┌──

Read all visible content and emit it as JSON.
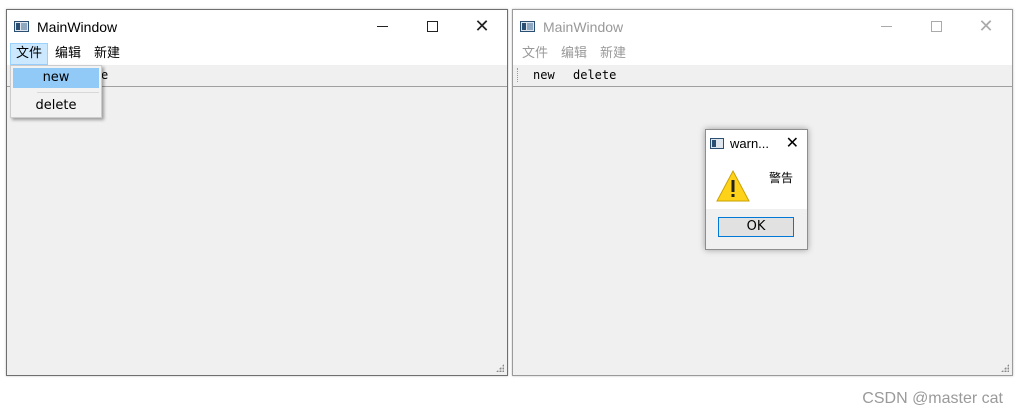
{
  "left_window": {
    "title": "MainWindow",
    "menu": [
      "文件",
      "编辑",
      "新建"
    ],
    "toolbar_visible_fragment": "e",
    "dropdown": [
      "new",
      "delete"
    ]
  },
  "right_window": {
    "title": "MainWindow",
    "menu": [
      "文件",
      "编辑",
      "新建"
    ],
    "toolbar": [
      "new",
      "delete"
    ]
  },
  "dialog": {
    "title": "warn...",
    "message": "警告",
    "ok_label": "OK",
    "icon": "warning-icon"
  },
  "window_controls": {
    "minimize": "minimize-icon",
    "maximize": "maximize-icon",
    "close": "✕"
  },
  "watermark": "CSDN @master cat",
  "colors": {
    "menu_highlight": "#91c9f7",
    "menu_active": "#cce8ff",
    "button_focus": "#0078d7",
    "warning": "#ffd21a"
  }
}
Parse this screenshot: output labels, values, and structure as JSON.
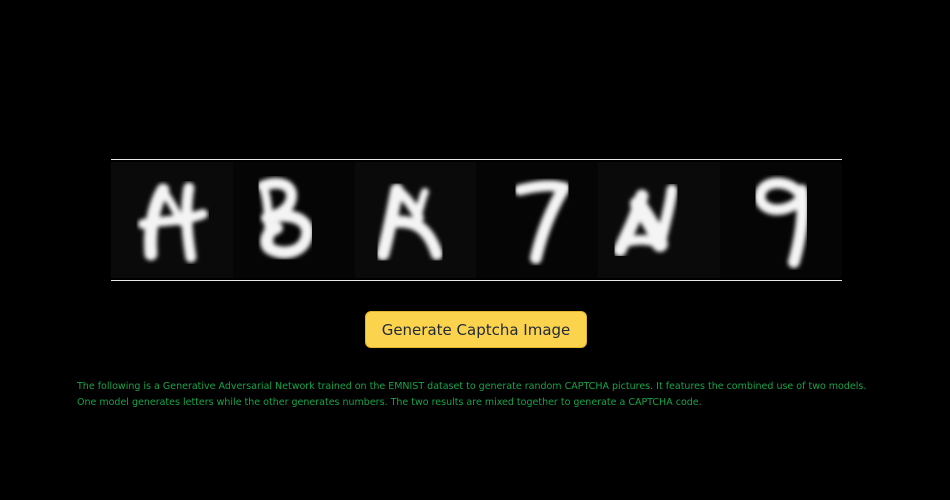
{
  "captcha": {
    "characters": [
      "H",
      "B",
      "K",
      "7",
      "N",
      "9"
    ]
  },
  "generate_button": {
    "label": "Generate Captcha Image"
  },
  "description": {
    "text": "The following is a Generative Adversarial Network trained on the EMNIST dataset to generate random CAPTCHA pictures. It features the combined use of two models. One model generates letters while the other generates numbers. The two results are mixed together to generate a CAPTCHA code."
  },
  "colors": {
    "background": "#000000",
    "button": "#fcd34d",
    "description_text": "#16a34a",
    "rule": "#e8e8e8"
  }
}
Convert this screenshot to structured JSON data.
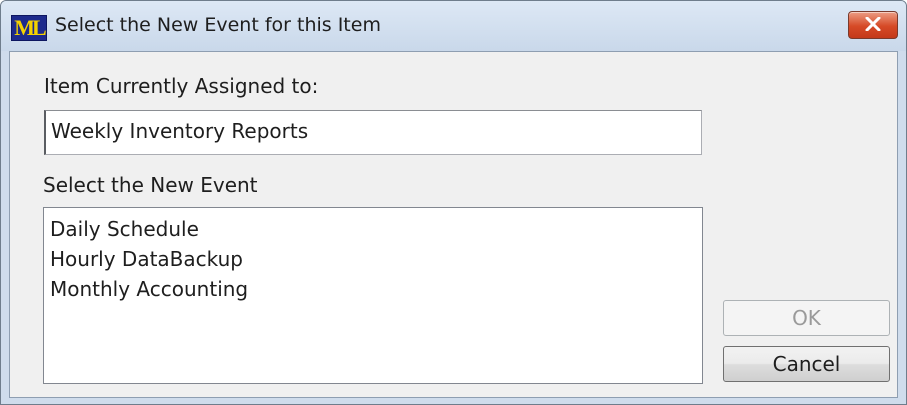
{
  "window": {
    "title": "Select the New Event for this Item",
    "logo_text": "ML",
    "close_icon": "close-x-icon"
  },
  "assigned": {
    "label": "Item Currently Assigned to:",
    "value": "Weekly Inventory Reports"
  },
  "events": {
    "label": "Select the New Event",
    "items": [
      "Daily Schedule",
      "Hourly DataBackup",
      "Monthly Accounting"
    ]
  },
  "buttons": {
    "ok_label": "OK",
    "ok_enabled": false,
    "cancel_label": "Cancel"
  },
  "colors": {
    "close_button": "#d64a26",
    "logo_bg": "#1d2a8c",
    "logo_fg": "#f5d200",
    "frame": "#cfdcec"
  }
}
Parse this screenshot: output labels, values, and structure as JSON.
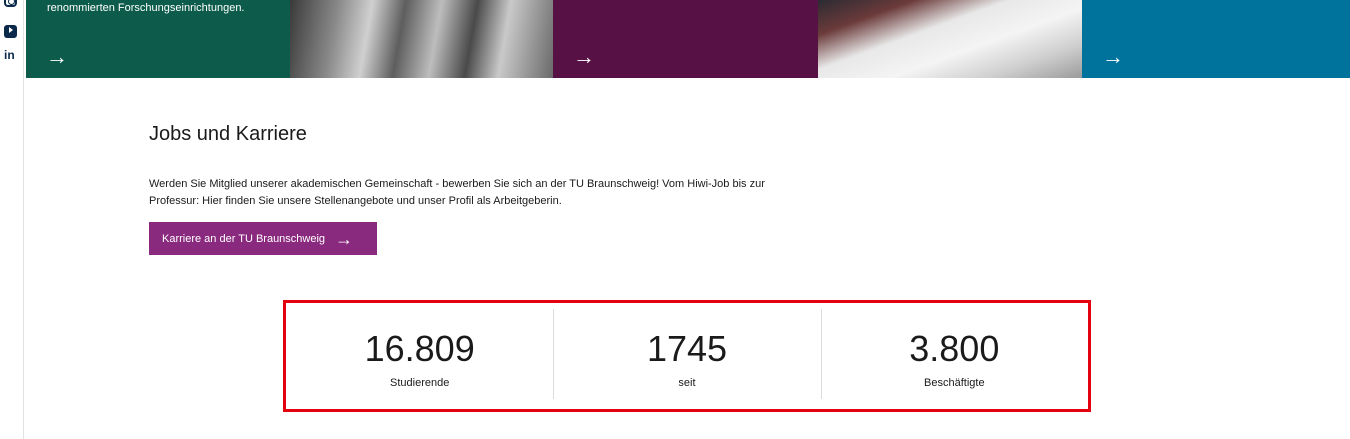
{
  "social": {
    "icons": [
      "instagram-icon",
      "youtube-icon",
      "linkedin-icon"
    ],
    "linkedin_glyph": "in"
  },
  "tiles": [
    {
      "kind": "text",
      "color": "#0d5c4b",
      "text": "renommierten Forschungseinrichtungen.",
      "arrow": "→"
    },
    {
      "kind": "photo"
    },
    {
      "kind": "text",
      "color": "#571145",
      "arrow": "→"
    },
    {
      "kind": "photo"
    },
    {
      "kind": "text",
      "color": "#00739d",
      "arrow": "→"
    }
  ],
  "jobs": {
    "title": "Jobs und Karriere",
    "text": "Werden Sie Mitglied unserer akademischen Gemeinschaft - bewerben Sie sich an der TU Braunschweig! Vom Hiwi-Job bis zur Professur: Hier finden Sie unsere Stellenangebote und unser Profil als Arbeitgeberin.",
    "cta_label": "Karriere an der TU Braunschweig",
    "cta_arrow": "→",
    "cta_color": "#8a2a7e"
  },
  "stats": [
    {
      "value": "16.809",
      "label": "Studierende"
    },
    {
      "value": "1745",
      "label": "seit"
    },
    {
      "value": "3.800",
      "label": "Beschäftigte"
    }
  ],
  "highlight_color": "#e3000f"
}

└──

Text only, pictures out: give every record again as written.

→ Solution to the problem:
Read all visible content and emit it as JSON.
{
  "left_window": {
    "title": "MainWindow",
    "menu": [
      "文件",
      "编辑",
      "新建"
    ],
    "toolbar_visible_fragment": "e",
    "dropdown": [
      "new",
      "delete"
    ]
  },
  "right_window": {
    "title": "MainWindow",
    "menu": [
      "文件",
      "编辑",
      "新建"
    ],
    "toolbar": [
      "new",
      "delete"
    ]
  },
  "dialog": {
    "title": "warn...",
    "message": "警告",
    "ok_label": "OK",
    "icon": "warning-icon"
  },
  "window_controls": {
    "minimize": "minimize-icon",
    "maximize": "maximize-icon",
    "close": "✕"
  },
  "watermark": "CSDN @master cat",
  "colors": {
    "menu_highlight": "#91c9f7",
    "menu_active": "#cce8ff",
    "button_focus": "#0078d7",
    "warning": "#ffd21a"
  }
}
Parse this screenshot: output labels, values, and structure as JSON.
{
  "captcha": {
    "characters": [
      "H",
      "B",
      "K",
      "7",
      "N",
      "9"
    ]
  },
  "generate_button": {
    "label": "Generate Captcha Image"
  },
  "description": {
    "text": "The following is a Generative Adversarial Network trained on the EMNIST dataset to generate random CAPTCHA pictures. It features the combined use of two models. One model generates letters while the other generates numbers. The two results are mixed together to generate a CAPTCHA code."
  },
  "colors": {
    "background": "#000000",
    "button": "#fcd34d",
    "description_text": "#16a34a",
    "rule": "#e8e8e8"
  }
}
Convert this screenshot to structured JSON data.
{
  "window": {
    "title": "Select the New Event for this Item",
    "logo_text": "ML",
    "close_icon": "close-x-icon"
  },
  "assigned": {
    "label": "Item Currently Assigned to:",
    "value": "Weekly Inventory Reports"
  },
  "events": {
    "label": "Select the New Event",
    "items": [
      "Daily Schedule",
      "Hourly DataBackup",
      "Monthly Accounting"
    ]
  },
  "buttons": {
    "ok_label": "OK",
    "ok_enabled": false,
    "cancel_label": "Cancel"
  },
  "colors": {
    "close_button": "#d64a26",
    "logo_bg": "#1d2a8c",
    "logo_fg": "#f5d200",
    "frame": "#cfdcec"
  }
}
Parse this screenshot: output labels, values, and structure as JSON.
{
  "social": {
    "icons": [
      "instagram-icon",
      "youtube-icon",
      "linkedin-icon"
    ],
    "linkedin_glyph": "in"
  },
  "tiles": [
    {
      "kind": "text",
      "color": "#0d5c4b",
      "text": "renommierten Forschungseinrichtungen.",
      "arrow": "→"
    },
    {
      "kind": "photo"
    },
    {
      "kind": "text",
      "color": "#571145",
      "arrow": "→"
    },
    {
      "kind": "photo"
    },
    {
      "kind": "text",
      "color": "#00739d",
      "arrow": "→"
    }
  ],
  "jobs": {
    "title": "Jobs und Karriere",
    "text": "Werden Sie Mitglied unserer akademischen Gemeinschaft - bewerben Sie sich an der TU Braunschweig! Vom Hiwi-Job bis zur Professur: Hier finden Sie unsere Stellenangebote und unser Profil als Arbeitgeberin.",
    "cta_label": "Karriere an der TU Braunschweig",
    "cta_arrow": "→",
    "cta_color": "#8a2a7e"
  },
  "stats": [
    {
      "value": "16.809",
      "label": "Studierende"
    },
    {
      "value": "1745",
      "label": "seit"
    },
    {
      "value": "3.800",
      "label": "Beschäftigte"
    }
  ],
  "highlight_color": "#e3000f"
}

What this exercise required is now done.